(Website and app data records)

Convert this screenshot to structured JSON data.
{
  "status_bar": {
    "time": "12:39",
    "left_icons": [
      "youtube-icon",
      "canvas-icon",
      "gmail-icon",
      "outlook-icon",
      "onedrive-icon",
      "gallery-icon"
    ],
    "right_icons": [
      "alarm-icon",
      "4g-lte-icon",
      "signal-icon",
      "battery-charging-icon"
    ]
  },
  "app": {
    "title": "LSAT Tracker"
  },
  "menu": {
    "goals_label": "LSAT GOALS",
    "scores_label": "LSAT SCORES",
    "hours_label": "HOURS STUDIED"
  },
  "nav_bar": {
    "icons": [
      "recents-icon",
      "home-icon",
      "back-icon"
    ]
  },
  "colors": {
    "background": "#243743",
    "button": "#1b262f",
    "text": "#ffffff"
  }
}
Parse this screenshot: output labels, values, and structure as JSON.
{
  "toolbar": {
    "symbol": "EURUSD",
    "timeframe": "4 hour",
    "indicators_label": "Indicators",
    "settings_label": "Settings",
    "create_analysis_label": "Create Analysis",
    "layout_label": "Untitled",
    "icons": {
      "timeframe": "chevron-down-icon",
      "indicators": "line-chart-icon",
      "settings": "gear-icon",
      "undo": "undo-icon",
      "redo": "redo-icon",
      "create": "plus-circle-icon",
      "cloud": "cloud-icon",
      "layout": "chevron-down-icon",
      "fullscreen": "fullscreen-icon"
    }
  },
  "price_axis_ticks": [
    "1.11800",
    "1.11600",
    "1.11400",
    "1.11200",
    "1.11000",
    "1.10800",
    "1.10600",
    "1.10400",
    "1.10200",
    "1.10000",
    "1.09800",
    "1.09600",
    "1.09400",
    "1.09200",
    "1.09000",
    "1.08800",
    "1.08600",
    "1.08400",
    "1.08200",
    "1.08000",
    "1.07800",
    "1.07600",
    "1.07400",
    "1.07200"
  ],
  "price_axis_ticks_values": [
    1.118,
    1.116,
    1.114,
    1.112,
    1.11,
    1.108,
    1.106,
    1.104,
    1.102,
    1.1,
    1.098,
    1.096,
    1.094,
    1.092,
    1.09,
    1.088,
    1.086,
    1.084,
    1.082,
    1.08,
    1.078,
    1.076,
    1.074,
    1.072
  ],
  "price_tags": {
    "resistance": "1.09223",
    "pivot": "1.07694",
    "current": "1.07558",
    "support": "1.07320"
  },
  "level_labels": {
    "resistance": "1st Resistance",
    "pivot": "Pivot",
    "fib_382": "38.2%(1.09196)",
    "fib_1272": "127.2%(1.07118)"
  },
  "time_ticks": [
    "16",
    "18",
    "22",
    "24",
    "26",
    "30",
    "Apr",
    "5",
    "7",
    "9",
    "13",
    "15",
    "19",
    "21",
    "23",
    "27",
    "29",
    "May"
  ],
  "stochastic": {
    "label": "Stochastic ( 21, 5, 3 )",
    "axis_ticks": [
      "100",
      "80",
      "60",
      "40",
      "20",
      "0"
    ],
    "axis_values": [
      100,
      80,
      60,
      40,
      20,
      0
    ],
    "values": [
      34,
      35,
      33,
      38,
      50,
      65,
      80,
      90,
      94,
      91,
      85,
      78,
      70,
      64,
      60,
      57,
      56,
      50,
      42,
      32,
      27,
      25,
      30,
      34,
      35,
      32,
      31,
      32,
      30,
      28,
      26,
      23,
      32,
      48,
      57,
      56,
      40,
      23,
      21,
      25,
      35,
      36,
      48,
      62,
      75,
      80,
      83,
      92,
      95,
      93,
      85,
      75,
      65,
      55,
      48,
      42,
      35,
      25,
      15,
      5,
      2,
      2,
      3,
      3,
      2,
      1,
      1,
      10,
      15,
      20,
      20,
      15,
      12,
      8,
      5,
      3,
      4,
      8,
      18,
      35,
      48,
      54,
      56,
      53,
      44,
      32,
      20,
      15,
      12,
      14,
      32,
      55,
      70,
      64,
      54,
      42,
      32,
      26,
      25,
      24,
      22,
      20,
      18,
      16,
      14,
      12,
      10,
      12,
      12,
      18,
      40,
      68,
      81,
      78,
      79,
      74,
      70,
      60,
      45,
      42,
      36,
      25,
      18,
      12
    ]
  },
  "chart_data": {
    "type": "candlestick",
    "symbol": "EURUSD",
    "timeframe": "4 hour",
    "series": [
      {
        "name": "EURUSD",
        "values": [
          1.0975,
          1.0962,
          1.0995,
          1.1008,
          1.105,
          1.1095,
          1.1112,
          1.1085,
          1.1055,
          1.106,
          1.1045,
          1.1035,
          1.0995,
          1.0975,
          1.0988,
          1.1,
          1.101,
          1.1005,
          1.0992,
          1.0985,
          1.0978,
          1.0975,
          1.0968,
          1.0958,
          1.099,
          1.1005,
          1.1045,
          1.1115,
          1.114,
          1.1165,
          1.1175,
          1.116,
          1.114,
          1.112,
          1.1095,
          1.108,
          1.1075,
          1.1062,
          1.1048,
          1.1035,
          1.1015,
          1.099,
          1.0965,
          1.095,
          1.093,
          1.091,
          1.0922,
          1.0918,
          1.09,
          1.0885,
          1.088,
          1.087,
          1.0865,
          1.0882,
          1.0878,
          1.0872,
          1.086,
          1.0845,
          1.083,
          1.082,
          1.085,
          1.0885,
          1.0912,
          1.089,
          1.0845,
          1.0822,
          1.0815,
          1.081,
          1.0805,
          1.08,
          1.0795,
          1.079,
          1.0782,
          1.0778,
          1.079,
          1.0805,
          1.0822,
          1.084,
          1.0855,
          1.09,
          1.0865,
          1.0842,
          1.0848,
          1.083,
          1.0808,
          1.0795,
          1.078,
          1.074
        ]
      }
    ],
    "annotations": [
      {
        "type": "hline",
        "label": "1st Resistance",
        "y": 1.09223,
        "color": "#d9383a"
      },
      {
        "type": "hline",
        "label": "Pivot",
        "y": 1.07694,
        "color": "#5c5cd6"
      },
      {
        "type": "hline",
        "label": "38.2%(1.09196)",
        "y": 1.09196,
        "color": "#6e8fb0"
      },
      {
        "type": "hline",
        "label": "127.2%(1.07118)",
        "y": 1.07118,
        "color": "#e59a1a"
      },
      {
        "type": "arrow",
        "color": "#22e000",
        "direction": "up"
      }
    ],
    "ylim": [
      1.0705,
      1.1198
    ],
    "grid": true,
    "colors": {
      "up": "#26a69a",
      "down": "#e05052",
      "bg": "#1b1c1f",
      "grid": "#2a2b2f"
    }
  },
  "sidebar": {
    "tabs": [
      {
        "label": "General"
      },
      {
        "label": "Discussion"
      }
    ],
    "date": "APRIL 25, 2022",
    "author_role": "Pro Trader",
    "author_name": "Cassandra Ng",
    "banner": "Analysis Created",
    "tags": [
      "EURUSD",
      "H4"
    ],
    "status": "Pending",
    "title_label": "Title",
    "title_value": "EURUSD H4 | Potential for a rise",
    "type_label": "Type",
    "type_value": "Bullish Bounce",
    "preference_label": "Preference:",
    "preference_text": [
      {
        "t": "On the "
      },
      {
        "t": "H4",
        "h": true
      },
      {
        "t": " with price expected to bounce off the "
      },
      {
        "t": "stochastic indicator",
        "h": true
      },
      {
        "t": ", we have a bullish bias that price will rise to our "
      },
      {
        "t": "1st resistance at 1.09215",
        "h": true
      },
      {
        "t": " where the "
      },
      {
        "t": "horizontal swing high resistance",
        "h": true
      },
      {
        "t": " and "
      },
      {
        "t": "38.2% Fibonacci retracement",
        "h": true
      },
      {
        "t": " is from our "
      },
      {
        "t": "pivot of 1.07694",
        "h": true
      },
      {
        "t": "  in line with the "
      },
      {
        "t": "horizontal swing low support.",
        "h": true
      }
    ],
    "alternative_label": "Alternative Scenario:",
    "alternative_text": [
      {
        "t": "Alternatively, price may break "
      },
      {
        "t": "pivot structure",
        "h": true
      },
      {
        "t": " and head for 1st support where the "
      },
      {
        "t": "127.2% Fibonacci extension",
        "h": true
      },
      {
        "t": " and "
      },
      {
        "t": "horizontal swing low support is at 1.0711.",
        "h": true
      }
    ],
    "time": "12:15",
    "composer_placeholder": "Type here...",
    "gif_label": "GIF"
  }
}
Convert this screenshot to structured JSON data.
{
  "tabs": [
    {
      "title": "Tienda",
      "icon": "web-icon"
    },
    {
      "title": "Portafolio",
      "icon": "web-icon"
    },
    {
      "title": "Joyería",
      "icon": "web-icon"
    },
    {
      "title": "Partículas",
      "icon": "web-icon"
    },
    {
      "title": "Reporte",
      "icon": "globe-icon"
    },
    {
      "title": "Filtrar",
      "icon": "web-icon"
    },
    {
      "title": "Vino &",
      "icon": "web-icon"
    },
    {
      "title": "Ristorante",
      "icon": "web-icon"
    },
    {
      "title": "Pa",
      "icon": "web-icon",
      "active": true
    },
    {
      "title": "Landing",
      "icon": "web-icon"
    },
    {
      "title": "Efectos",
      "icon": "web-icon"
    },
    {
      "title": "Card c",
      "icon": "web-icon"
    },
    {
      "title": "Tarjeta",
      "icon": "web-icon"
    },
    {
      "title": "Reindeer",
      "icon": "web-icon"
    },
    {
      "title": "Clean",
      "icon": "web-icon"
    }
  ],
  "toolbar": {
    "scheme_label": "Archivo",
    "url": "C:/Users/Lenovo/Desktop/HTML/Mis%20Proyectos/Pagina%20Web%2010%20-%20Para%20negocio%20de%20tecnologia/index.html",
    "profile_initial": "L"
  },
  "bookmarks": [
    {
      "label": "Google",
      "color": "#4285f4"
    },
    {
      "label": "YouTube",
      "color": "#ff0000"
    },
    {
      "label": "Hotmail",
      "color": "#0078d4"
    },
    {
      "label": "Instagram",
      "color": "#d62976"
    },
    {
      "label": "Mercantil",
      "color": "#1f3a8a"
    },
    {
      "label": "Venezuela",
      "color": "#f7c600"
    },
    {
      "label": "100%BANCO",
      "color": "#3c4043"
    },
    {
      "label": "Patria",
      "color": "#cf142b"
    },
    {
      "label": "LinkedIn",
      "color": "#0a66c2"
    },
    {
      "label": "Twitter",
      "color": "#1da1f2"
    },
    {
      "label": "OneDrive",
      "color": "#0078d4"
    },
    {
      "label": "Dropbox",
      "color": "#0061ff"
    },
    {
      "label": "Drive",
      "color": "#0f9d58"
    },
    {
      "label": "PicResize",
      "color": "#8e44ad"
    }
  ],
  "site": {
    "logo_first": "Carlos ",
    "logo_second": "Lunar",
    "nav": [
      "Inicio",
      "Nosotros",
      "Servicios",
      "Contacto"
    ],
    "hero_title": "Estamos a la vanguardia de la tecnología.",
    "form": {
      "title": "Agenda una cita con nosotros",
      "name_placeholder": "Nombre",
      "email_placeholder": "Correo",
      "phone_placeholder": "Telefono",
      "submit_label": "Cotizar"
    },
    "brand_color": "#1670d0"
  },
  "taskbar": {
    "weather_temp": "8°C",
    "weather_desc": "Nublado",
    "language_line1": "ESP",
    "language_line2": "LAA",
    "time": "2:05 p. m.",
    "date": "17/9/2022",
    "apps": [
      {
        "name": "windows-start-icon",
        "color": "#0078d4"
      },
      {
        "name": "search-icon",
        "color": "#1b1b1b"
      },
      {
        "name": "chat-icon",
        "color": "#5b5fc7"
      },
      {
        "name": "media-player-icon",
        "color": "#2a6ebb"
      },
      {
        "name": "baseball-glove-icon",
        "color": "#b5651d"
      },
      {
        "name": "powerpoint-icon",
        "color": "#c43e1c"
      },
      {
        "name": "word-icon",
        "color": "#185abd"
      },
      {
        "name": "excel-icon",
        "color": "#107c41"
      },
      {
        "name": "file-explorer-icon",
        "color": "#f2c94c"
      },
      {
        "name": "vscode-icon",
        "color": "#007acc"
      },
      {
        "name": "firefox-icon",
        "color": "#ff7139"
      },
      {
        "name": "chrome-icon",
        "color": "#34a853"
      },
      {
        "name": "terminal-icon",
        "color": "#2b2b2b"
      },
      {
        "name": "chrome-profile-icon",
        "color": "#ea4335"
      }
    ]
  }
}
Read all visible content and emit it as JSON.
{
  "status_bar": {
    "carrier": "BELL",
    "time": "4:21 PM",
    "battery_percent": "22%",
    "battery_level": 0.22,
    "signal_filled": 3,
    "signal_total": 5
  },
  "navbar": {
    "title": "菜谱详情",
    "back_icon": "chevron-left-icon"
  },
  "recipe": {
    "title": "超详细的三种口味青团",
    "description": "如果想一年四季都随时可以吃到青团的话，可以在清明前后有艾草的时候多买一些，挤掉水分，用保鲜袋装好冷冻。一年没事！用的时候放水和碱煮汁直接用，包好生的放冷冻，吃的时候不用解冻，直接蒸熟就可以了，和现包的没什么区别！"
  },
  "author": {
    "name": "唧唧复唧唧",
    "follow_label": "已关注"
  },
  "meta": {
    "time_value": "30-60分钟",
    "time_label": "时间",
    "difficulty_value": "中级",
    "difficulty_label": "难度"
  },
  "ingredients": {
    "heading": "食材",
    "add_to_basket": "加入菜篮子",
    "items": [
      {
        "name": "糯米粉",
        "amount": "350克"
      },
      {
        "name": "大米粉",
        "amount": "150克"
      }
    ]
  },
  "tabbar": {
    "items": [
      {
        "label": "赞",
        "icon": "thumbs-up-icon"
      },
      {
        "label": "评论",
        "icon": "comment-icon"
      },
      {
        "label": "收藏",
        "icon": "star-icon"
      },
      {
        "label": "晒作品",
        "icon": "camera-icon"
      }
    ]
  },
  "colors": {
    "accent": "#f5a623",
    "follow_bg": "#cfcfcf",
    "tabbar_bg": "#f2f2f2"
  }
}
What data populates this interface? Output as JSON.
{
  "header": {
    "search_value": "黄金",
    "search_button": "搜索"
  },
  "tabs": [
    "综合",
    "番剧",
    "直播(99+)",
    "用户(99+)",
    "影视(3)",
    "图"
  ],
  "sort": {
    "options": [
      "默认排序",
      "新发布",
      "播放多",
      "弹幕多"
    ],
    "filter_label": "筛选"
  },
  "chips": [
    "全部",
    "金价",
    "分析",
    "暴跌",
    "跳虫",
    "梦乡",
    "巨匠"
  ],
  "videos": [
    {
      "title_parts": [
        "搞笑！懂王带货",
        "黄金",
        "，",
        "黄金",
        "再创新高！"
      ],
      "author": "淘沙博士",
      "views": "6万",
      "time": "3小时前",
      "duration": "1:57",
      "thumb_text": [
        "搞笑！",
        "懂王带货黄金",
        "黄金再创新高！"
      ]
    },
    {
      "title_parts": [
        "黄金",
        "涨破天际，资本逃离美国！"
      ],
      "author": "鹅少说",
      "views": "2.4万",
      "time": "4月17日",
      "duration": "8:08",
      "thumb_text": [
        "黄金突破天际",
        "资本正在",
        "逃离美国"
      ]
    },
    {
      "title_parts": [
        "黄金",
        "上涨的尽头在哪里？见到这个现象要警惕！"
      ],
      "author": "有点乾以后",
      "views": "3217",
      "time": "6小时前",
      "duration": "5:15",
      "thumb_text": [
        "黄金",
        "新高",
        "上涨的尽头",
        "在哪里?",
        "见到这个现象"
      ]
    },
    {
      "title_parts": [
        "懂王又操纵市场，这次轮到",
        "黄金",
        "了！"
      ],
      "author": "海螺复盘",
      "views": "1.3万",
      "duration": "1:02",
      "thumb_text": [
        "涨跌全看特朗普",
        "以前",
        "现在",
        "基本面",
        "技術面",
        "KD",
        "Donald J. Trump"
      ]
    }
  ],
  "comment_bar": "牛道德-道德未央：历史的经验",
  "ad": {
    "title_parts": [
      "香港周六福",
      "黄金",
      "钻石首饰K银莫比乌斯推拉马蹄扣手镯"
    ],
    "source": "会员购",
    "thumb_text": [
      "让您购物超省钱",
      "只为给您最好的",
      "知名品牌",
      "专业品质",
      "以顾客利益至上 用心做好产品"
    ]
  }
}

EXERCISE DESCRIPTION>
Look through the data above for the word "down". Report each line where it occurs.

ANSWER TO THIS TASK>
      "timeframe": "chevron-down-icon",
      "layout": "chevron-down-icon",
      "down": "#e05052",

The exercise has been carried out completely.